At this stage, children are trying to create things that they see with their eyes. They might draw the easiest things, such as encounters, stick figures, vehicles, trucks, trees, and residences. There are usually no practical details to these Coloring Pages. By the end of the stage, they commence adding using things that established their ideas apart, such as blooms in front of a residence or clothes on the stick figures.
In this level there are extensive details, and the kid might use words and symbols. They might use clever figures, such as a “v” for birds. They get as realistically as their skills allow, plus they show the picture from a certain viewpoint or perspective. They are able to often tell an obvious history with these Coloring Pages.
How to Interpret Kids’ Color Pages
Everyone hope to find interpretation in a child’s Colouring Pages. Sometimes Colouring Web pages are just Color Pages, with nothing more than a great playtime displaying itself on the site. But sometimes, interpreting kids’ Colouring Web pages means that you discover a deeper covering to what they are thinking and feeling. It is very important never to read too much into a Colouring Web page, but instead to permit the child to let you know what the Colouring Page methods to them. Requesting questions, such as what the people in the Coloring Web page are doing, can expose things from your son or daughter that you might never see yourself.
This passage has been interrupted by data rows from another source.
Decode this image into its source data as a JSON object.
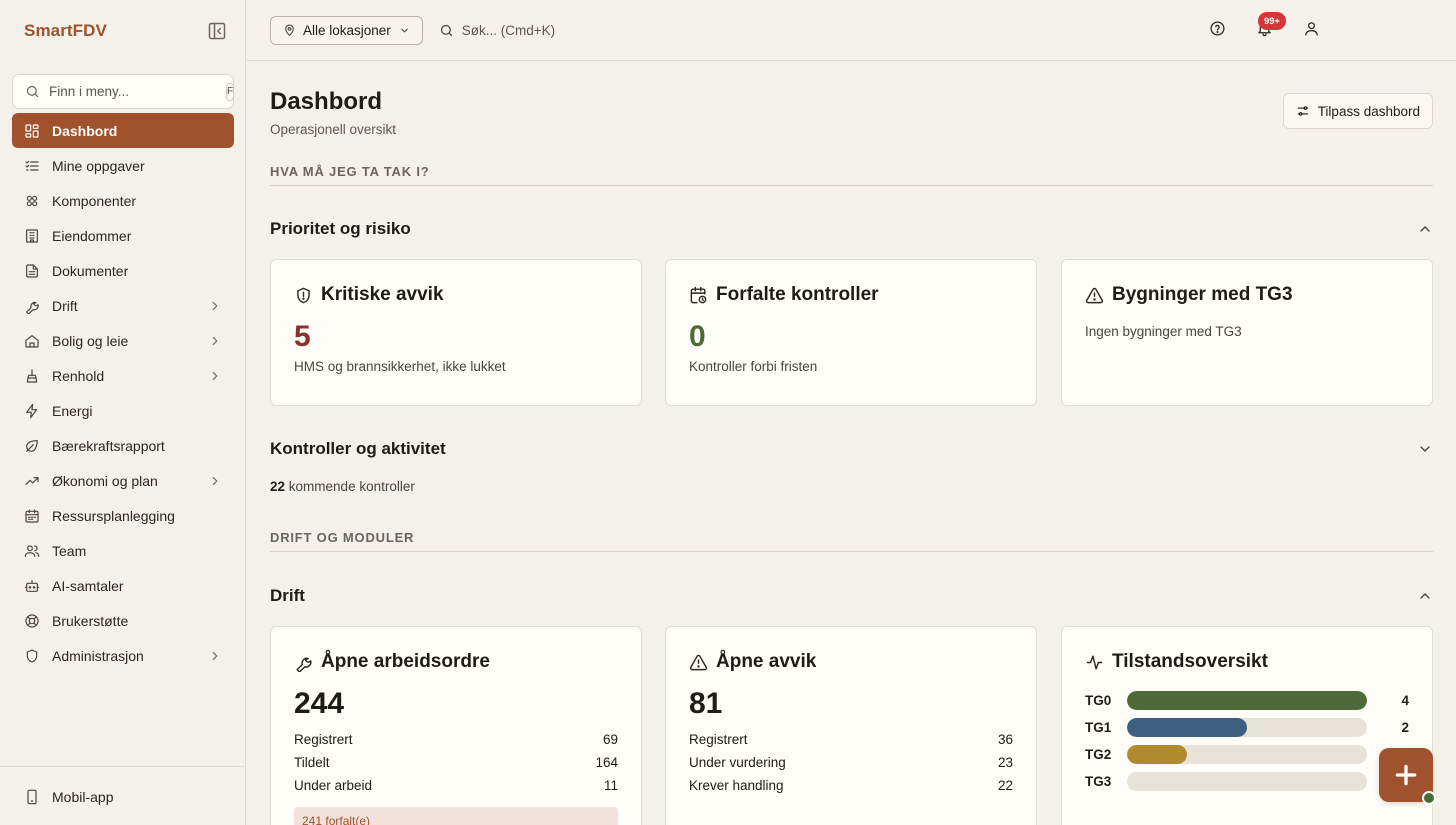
{
  "brand": "SmartFDV",
  "menu_search": {
    "placeholder": "Finn i meny...",
    "shortcut": "F"
  },
  "nav": [
    {
      "label": "Dashbord",
      "icon": "dashboard-icon",
      "active": true,
      "has_children": false
    },
    {
      "label": "Mine oppgaver",
      "icon": "tasks-icon",
      "active": false,
      "has_children": false
    },
    {
      "label": "Komponenter",
      "icon": "components-icon",
      "active": false,
      "has_children": false
    },
    {
      "label": "Eiendommer",
      "icon": "building-icon",
      "active": false,
      "has_children": false
    },
    {
      "label": "Dokumenter",
      "icon": "document-icon",
      "active": false,
      "has_children": false
    },
    {
      "label": "Drift",
      "icon": "wrench-icon",
      "active": false,
      "has_children": true
    },
    {
      "label": "Bolig og leie",
      "icon": "home-icon",
      "active": false,
      "has_children": true
    },
    {
      "label": "Renhold",
      "icon": "cleaning-icon",
      "active": false,
      "has_children": true
    },
    {
      "label": "Energi",
      "icon": "lightning-icon",
      "active": false,
      "has_children": false
    },
    {
      "label": "Bærekraftsrapport",
      "icon": "leaf-icon",
      "active": false,
      "has_children": false
    },
    {
      "label": "Økonomi og plan",
      "icon": "trending-up-icon",
      "active": false,
      "has_children": true
    },
    {
      "label": "Ressursplanlegging",
      "icon": "calendar-icon",
      "active": false,
      "has_children": false
    },
    {
      "label": "Team",
      "icon": "team-icon",
      "active": false,
      "has_children": false
    },
    {
      "label": "AI-samtaler",
      "icon": "bot-icon",
      "active": false,
      "has_children": false
    },
    {
      "label": "Brukerstøtte",
      "icon": "lifebuoy-icon",
      "active": false,
      "has_children": false
    },
    {
      "label": "Administrasjon",
      "icon": "shield-icon",
      "active": false,
      "has_children": true
    }
  ],
  "sidebar_footer": {
    "label": "Mobil-app"
  },
  "topbar": {
    "location_label": "Alle lokasjoner",
    "search_placeholder": "Søk... (Cmd+K)",
    "notification_badge": "99+"
  },
  "page": {
    "title": "Dashbord",
    "subtitle": "Operasjonell oversikt",
    "customize_label": "Tilpass dashbord"
  },
  "sections": {
    "action_label": "HVA MÅ JEG TA TAK I?",
    "modules_label": "DRIFT OG MODULER"
  },
  "priority_group": {
    "title": "Prioritet og risiko",
    "cards": {
      "critical": {
        "title": "Kritiske avvik",
        "value": "5",
        "desc": "HMS og brannsikkerhet, ikke lukket"
      },
      "overdue": {
        "title": "Forfalte kontroller",
        "value": "0",
        "desc": "Kontroller forbi fristen"
      },
      "tg3": {
        "title": "Bygninger med TG3",
        "desc": "Ingen bygninger med TG3"
      }
    }
  },
  "controls_group": {
    "title": "Kontroller og aktivitet",
    "upcoming_count": "22",
    "upcoming_text": "kommende kontroller"
  },
  "drift_group": {
    "title": "Drift",
    "work_orders": {
      "title": "Åpne arbeidsordre",
      "value": "244",
      "rows": [
        {
          "label": "Registrert",
          "value": "69"
        },
        {
          "label": "Tildelt",
          "value": "164"
        },
        {
          "label": "Under arbeid",
          "value": "11"
        }
      ],
      "overdue_text": "241 forfalt(e)"
    },
    "deviations": {
      "title": "Åpne avvik",
      "value": "81",
      "rows": [
        {
          "label": "Registrert",
          "value": "36"
        },
        {
          "label": "Under vurdering",
          "value": "23"
        },
        {
          "label": "Krever handling",
          "value": "22"
        }
      ]
    },
    "condition": {
      "title": "Tilstandsoversikt",
      "rows": [
        {
          "label": "TG0",
          "value": "4",
          "fraction": 1.0,
          "color": "#4d6b38"
        },
        {
          "label": "TG1",
          "value": "2",
          "fraction": 0.5,
          "color": "#3d5f80"
        },
        {
          "label": "TG2",
          "value": "1",
          "fraction": 0.25,
          "color": "#b08a2e"
        },
        {
          "label": "TG3",
          "value": "0",
          "fraction": 0,
          "color": "#9e3b2e"
        }
      ]
    }
  },
  "colors": {
    "accent": "#a0522d",
    "critical_value": "#8e2f2a",
    "ok_value": "#4d6b38",
    "badge": "#d9343a"
  }
}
But you can also check out the pictures for thoughts of your own when it comes to interpreting children’s Colouring Pages.
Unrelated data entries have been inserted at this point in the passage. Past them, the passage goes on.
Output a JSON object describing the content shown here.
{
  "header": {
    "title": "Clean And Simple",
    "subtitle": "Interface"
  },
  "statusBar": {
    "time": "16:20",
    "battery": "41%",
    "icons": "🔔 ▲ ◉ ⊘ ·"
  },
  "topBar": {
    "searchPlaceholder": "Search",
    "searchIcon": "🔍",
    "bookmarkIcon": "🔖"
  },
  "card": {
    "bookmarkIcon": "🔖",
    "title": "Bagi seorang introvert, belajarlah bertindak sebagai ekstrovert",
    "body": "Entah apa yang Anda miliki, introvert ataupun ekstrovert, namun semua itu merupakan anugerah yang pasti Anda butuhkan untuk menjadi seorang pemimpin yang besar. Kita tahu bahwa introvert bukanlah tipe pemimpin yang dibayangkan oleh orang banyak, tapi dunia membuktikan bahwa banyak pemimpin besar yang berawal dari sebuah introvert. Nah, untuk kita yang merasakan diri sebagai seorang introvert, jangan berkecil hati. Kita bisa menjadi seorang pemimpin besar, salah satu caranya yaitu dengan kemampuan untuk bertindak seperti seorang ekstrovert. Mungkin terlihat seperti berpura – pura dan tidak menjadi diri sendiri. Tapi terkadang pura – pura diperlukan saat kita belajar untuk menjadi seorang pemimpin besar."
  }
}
- Gender and color desire. For example, darker colors tend to be utilized by a child who is more dominating or demanding. Women have a tendency to like warmer colors, while kids have a tendency to go for the cool colors in the box. Green tends to mean a child is more creative, yellowish means happiness, and red is the color of exhilaration – and the one that most children like to use.
- The position on the web page matters, too. Those who put Coloring Web pages on the kept side want to days gone by also to a nurturing existence, while the right part is the future and a need to converse. Coloring Webpages that are in underneath of the site often imply insecurity or feelings of inadequacy.
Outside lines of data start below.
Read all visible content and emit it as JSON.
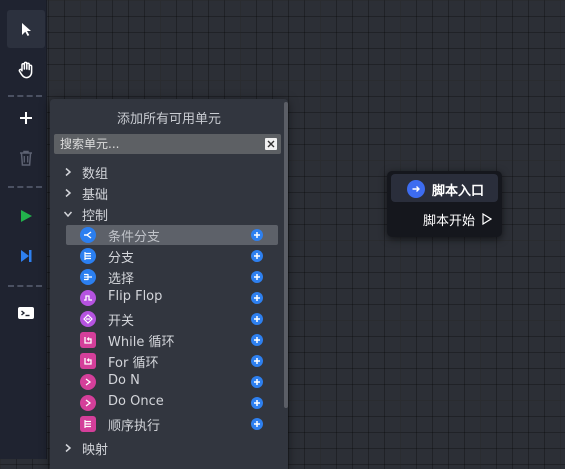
{
  "colors": {
    "canvas": "#2c2f36",
    "toolbar": "#1f2330",
    "panel": "#32363f",
    "accent_blue": "#2e80f0",
    "node_icon": "#3d6cf0",
    "play_green": "#22b14c"
  },
  "toolbar": {
    "tools": [
      {
        "name": "select-pointer-icon",
        "active": true
      },
      {
        "name": "hand-pan-icon",
        "active": false
      },
      {
        "name": "add-plus-icon",
        "active": false
      },
      {
        "name": "trash-icon",
        "active": false
      },
      {
        "name": "play-icon",
        "active": false
      },
      {
        "name": "step-icon",
        "active": false
      },
      {
        "name": "console-icon",
        "active": false
      }
    ]
  },
  "panel": {
    "title": "添加所有可用单元",
    "search_placeholder": "搜索单元...",
    "categories": [
      {
        "label": "数组",
        "expanded": false
      },
      {
        "label": "基础",
        "expanded": false
      },
      {
        "label": "控制",
        "expanded": true
      },
      {
        "label": "映射",
        "expanded": false
      }
    ],
    "items": [
      {
        "label": "条件分支",
        "icon": "branch-if-icon",
        "icon_color": "#2b7ff0",
        "selected": true
      },
      {
        "label": "分支",
        "icon": "switch-icon",
        "icon_color": "#2b7ff0",
        "selected": false
      },
      {
        "label": "选择",
        "icon": "select-icon",
        "icon_color": "#2b7ff0",
        "selected": false
      },
      {
        "label": "Flip Flop",
        "icon": "flip-flop-icon",
        "icon_color": "#b553e0",
        "selected": false
      },
      {
        "label": "开关",
        "icon": "gate-icon",
        "icon_color": "#b553e0",
        "selected": false
      },
      {
        "label": "While 循环",
        "icon": "while-loop-icon",
        "icon_color": "#d43f9a",
        "selected": false
      },
      {
        "label": "For 循环",
        "icon": "for-loop-icon",
        "icon_color": "#d43f9a",
        "selected": false
      },
      {
        "label": "Do N",
        "icon": "do-n-icon",
        "icon_color": "#d43f9a",
        "selected": false
      },
      {
        "label": "Do Once",
        "icon": "do-once-icon",
        "icon_color": "#d43f9a",
        "selected": false
      },
      {
        "label": "顺序执行",
        "icon": "sequence-icon",
        "icon_color": "#d43f9a",
        "selected": false
      }
    ]
  },
  "node": {
    "title": "脚本入口",
    "output_label": "脚本开始",
    "icon": "arrow-right-icon"
  }
}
- When Coloring Webpage figures, the scale matters. Those who find themselves larger are the more dominant personalities, while those without biceps and triceps are non-aggressive. People that have exaggerated hands might indicate someone who is aggressive, while tiny feet might mean a child is feeling unpredictable or off balance.
Notes: Take into account that these are standard observations about children’s artwork, and might not reveal some thing about your unique child. Interpreting children’s Colouring Pages is actually best done with the child letting you know what the Colouring Page is approximately – simply inquire further what they think.
What Emotions Do These Coloring Pages Reveal?
Many emotions can be inferred from your child’s Coloring Webpages, but do not get too carried away with the items they might mean until your son or daughter has had time and energy to explain them for you. However, there are a few points that research workers have found that might display what a child is actually feeling. Here are a few examples:
- Impulsive child: Big statistics, no necks, and asymmetry of limbs.
- Troubled child: Clouds, rainwater, flying birds, no eye on the figures
- Shy child: Short characters, no nasal area or mouth, little figures and forearms close to the body
- Furious child: Big hands and teeth, long forearms, crossed eyes
- Insecure child: Monstrous statistics, tiny heads, no hands, and slanted figures